═══ Working data ═══

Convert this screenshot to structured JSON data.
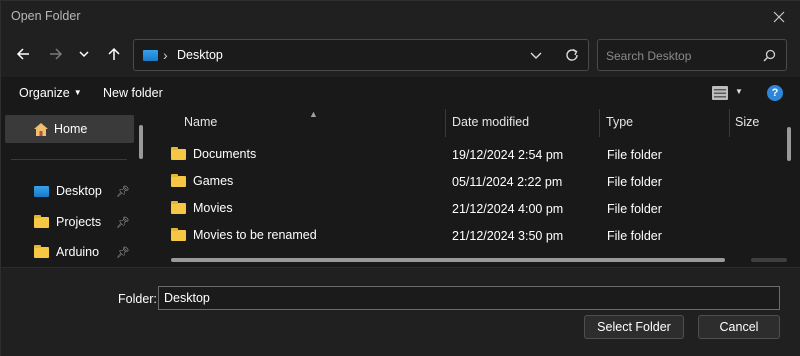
{
  "window": {
    "title": "Open Folder"
  },
  "address": {
    "path_label": "Desktop",
    "separator": "›"
  },
  "search": {
    "placeholder": "Search Desktop"
  },
  "toolbar": {
    "organize_label": "Organize",
    "new_folder_label": "New folder",
    "help_label": "?"
  },
  "sidebar": {
    "home_label": "Home",
    "items": [
      {
        "label": "Desktop",
        "icon": "desktop-icon",
        "pinned": true
      },
      {
        "label": "Projects",
        "icon": "folder-icon",
        "pinned": true
      },
      {
        "label": "Arduino",
        "icon": "folder-icon",
        "pinned": true
      }
    ]
  },
  "columns": [
    "Name",
    "Date modified",
    "Type",
    "Size"
  ],
  "files": [
    {
      "name": "Documents",
      "date": "19/12/2024 2:54 pm",
      "type": "File folder"
    },
    {
      "name": "Games",
      "date": "05/11/2024 2:22 pm",
      "type": "File folder"
    },
    {
      "name": "Movies",
      "date": "21/12/2024 4:00 pm",
      "type": "File folder"
    },
    {
      "name": "Movies to be renamed",
      "date": "21/12/2024 3:50 pm",
      "type": "File folder"
    }
  ],
  "footer": {
    "folder_label": "Folder:",
    "folder_value": "Desktop",
    "select_label": "Select Folder",
    "cancel_label": "Cancel"
  },
  "colors": {
    "background": "#191919",
    "accent": "#2d86d8",
    "folder": "#f6c645"
  }
}
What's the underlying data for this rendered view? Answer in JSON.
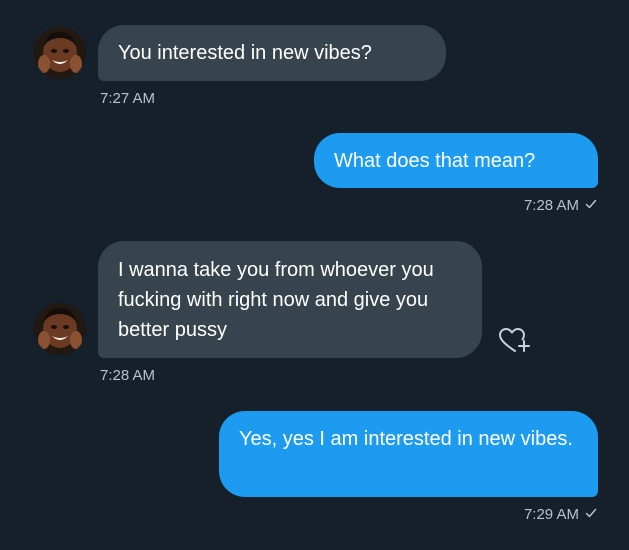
{
  "messages": [
    {
      "direction": "incoming",
      "text": "You interested in new vibes?",
      "time": "7:27 AM"
    },
    {
      "direction": "outgoing",
      "text": "What does that mean?",
      "time": "7:28 AM",
      "status_icon": "check-icon"
    },
    {
      "direction": "incoming",
      "text": "I wanna take you from whoever you fucking with right now and give you better pussy",
      "time": "7:28 AM",
      "action_icon": "add-reaction-icon"
    },
    {
      "direction": "outgoing",
      "text": "Yes, yes I am interested in new vibes.",
      "time": "7:29 AM",
      "status_icon": "check-icon"
    }
  ],
  "colors": {
    "background": "#15202b",
    "incoming_bubble": "#38444d",
    "outgoing_bubble": "#1d9bf0",
    "timestamp": "#b9c2ca"
  }
}
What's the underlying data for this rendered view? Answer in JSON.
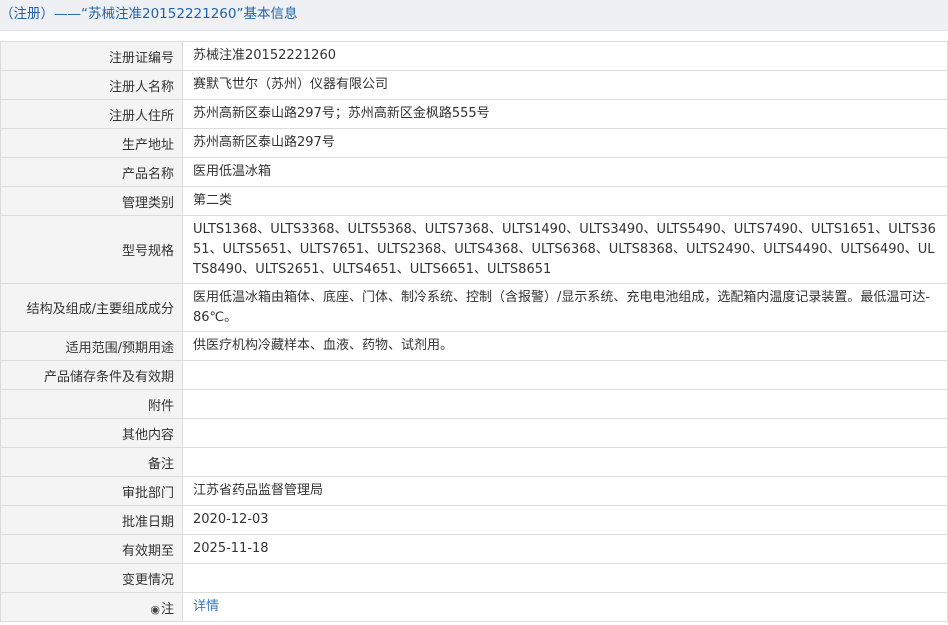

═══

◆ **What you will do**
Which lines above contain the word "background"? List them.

◆ **Answer to the exercise**
    "background": "#191919",
    "background": "#15202b",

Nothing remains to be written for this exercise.